While a handful of investors no doubt made a killing in the past month with the meteoric rise of bitcoin’s value, those making hardware specifically to mine bitcoins are doing pretty well too – but they aren’t the only ones.
While Avalon’s ASIC systems have all pretty much sold at around $1500 (£980) – with 1,500 units, that’s a lot of cash – making the creators a very rich few in just a short time period, some of those that pre-ordered hardware and have yet to receive it, have also been making a killing. One such buyer, who paid the near £1,000 earlier this year, has put his pre-order up on Ebay and the bids are already over $30,000.
But for whoever wins this expensive auction, will it be worth it? Those that got in early with this specialist mining hardware – circa start of 2013 – have definitely done well for themselves.
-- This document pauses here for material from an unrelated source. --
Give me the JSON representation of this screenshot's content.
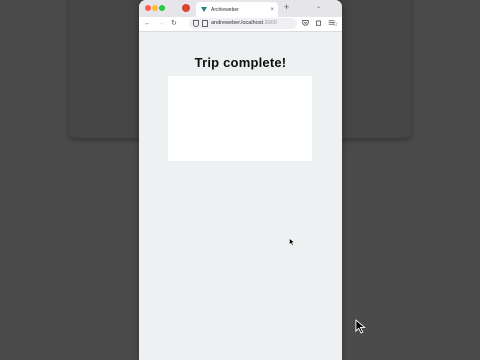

Wired is reporting those users with first batch Avalon systems have been cranking out four or five bitcoins a day for several months. Even today at the reduced bitcoin pricing, that’s around £400 per 24 hours.
Just a few years ago when Bitcoin first launched, you’d have been able to do the same with a standard home CPU. GPU computing added a bit more processing power when Bitcoin mining grew harder, but doing so with your home system these days is impossible – it’s just not geared to handle the algorithms necessary to be in with a chance of winning a bitcoin. Really, don’t think about it unless you’re willing to invest in real hardware, but even then you’re looking at a big wait as those selling the pickaxes in this gold rush are making a killing, but they’re well behind schedule.
KitGuru Says: I’m sure many of you are kicking yourself for not getting in on Bitcoins earlier, but there was no way to know. Until this year’s explosion it was still a pretty fringe currency that wasn’t doing much. It was also shown to be volatile based on last year’s crash from $30 to $3 in one day.